Have you noticed there seems to be a number of changes this year with health insurance? Whether you are on Medicare or have health plans through an Obamacare Affordable Care Act plan (ACA) or group insurance, it seems deductibles are up, out of pockets are up as are premiums for many.
Now: what’s important; for people under age 65, you may have been insured by one of several major insurance companies who pulled out of the marketplace. If you had United Healthcare (UHC) or Coventry, you may been migrated to another company plan by the government Marketplace. This migration only took into account our type of plan and not the network that you use. So, if you have a Silver plan with UHC you may have been sent to a Blue Cross Silver Plan for 2017. Most importantly, this new plan may not include your doctors. This could even cause treatment you receive to not be covered. This procedure also may assign you to a primary care physician that you have never seen or even heard of. It is prudent to seek professional assistance and find a plan meeting your needs. This whole issue will probably be a big news story within three months.
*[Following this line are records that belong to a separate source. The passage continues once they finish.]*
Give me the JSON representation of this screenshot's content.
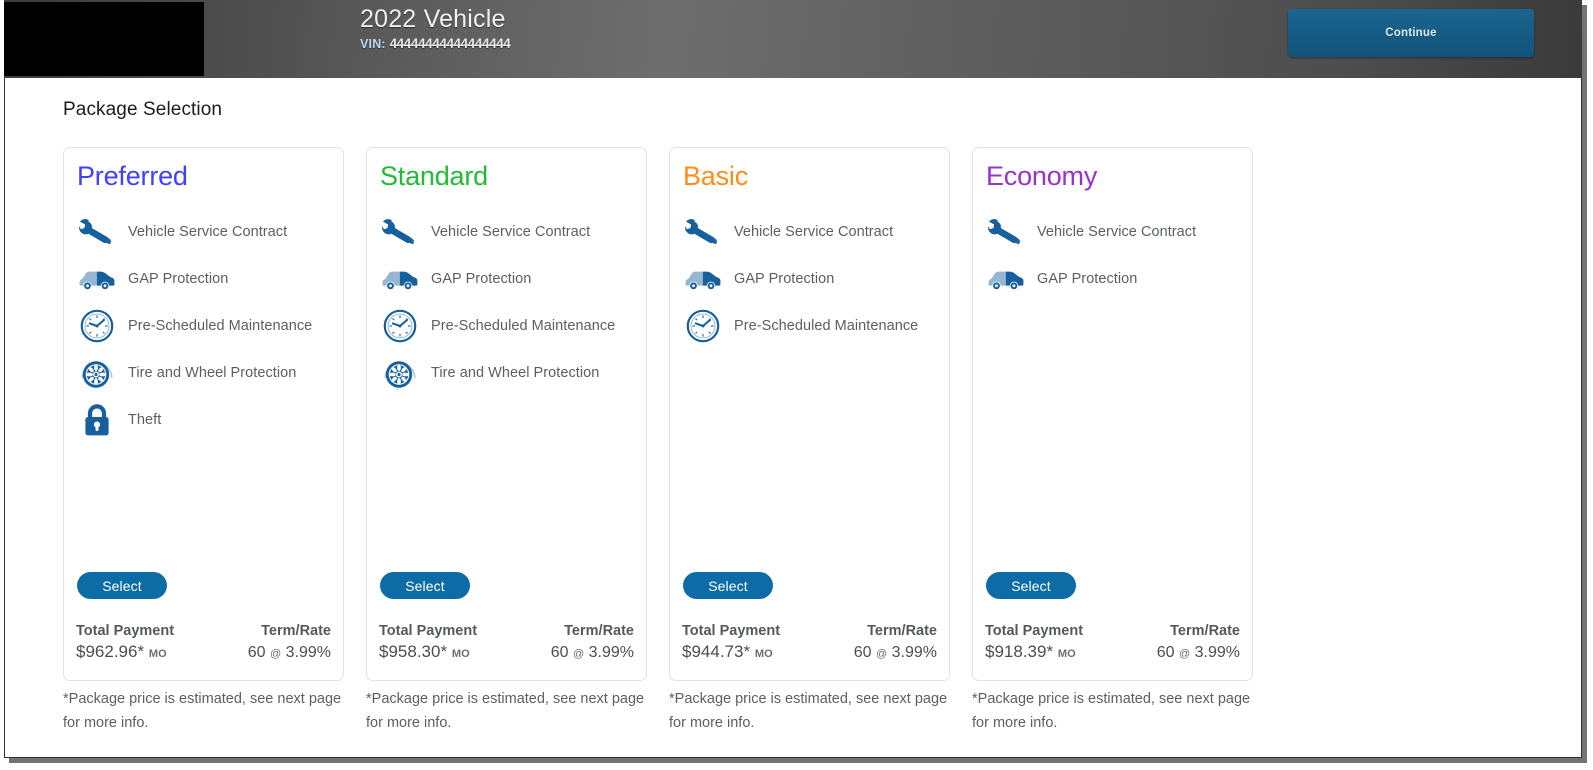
{
  "header": {
    "logo": "dealer-logo-placeholder",
    "vehicle_year": "2022",
    "vehicle_name": "Vehicle",
    "vin_label": "VIN:",
    "vin_value": "44444444444444444",
    "continue_label": "Continue",
    "continue_color": "#155a84"
  },
  "main": {
    "page_title": "Package Selection"
  },
  "labels": {
    "total_payment": "Total Payment",
    "term_rate": "Term/Rate",
    "select": "Select",
    "mo_suffix": "MO",
    "at_symbol": "@",
    "footnote": "*Package price is estimated, see next page for more info."
  },
  "icon_colors": {
    "feature_icon": "#16609e",
    "select_button": "#0d6ca6"
  },
  "packages": [
    {
      "name": "Preferred",
      "color": "#4040ff",
      "features": [
        {
          "icon": "wrench-icon",
          "label": "Vehicle Service Contract"
        },
        {
          "icon": "car-icon",
          "label": "GAP Protection"
        },
        {
          "icon": "clock-icon",
          "label": "Pre-Scheduled Maintenance"
        },
        {
          "icon": "tire-wheel-icon",
          "label": "Tire and Wheel Protection"
        },
        {
          "icon": "lock-icon",
          "label": "Theft"
        }
      ],
      "total_payment": "$962.96*",
      "term": "60",
      "rate": "3.99%"
    },
    {
      "name": "Standard",
      "color": "#22bb33",
      "features": [
        {
          "icon": "wrench-icon",
          "label": "Vehicle Service Contract"
        },
        {
          "icon": "car-icon",
          "label": "GAP Protection"
        },
        {
          "icon": "clock-icon",
          "label": "Pre-Scheduled Maintenance"
        },
        {
          "icon": "tire-wheel-icon",
          "label": "Tire and Wheel Protection"
        }
      ],
      "total_payment": "$958.30*",
      "term": "60",
      "rate": "3.99%"
    },
    {
      "name": "Basic",
      "color": "#ff8c1a",
      "features": [
        {
          "icon": "wrench-icon",
          "label": "Vehicle Service Contract"
        },
        {
          "icon": "car-icon",
          "label": "GAP Protection"
        },
        {
          "icon": "clock-icon",
          "label": "Pre-Scheduled Maintenance"
        }
      ],
      "total_payment": "$944.73*",
      "term": "60",
      "rate": "3.99%"
    },
    {
      "name": "Economy",
      "color": "#9932cc",
      "features": [
        {
          "icon": "wrench-icon",
          "label": "Vehicle Service Contract"
        },
        {
          "icon": "car-icon",
          "label": "GAP Protection"
        }
      ],
      "total_payment": "$918.39*",
      "term": "60",
      "rate": "3.99%"
    }
  ]
}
What’s important if you are on Medicare. As written in the past several articles, Medicare Advantage and Drug Plan benefits, doctors, and covered drugs can change every year. What’s more, a person’s health could change. You should review these plans when you receive your Annual Notice of Change every September.
Let’s talk about a health change and an option: John has been healthy. However, now at age 68, he has found that he will need major surgery and rehab in the first few months of 2017. He enrolled in a Medicare Advantage Plan (MAPD) when he was 65 and it has served him well by keeping his premiums low, providing predictable co-pays and out of pocket limit for covered expenses. With the pending surgery he is now looking for the best options to cover these medical expenses.
If John were to stay the course with his current plan, he would pay about $350.00 co-pay a day for his hospital stay, about 20% co-pays for the surgery and a co-pay for each rehab session. It is prudent for John to review his current coverage and calculate an estimate of out of pocket expense. The MAPD plans have a maximum out of pocket amount that John would pay for 2017, but it is $5,500.00. While John may not reach the out of pocket maximum, he can essentially add the money spent on co-pays to his premiums to come up with his total out of pocket medical costs.
John has an option is to move back to Original Medicare and buy a Medicare Supplement and Part D Plan for drugs. Most Medicare Supplement plans, but not all, require underwriting. The Plan F Medicare supplement pays all of Medicare‘s co-pays, so John would have little to no out of pocket cost for Medicare coverable expenses. In his case, he would pay about $190 more a month in premiums. Therefore, if his projected out of pocket costs with the MAPD Plan are far greater than $2,000 in 2017, the Medicare Supplement may be a good option for John. So, what is the rule:
A person can only leave a Medicare Advantage and return to Original Medicare plan during the Medicare Advantage Disenrollment Period (MADP). Except for other special circumstances, a person cannot join or switch MA plans during this time. The MADP is from January 1- February 14 each year.
If you want to disenroll from an MA-only or an MAPD (includes prescriptions) and return to Original Medicare during this time, you have a special election period (SEP) to join a Part D prescription plan. Your enrollment into your new Plans are effective the first of the following month. In John’s case, it is advisable to seek professional help if he wishes to compare his outcomes or consider making this change.
I would like to wish all a Happy and Healthy New Year. As always, feel free to contact our office if you have questions at 309-693-1060.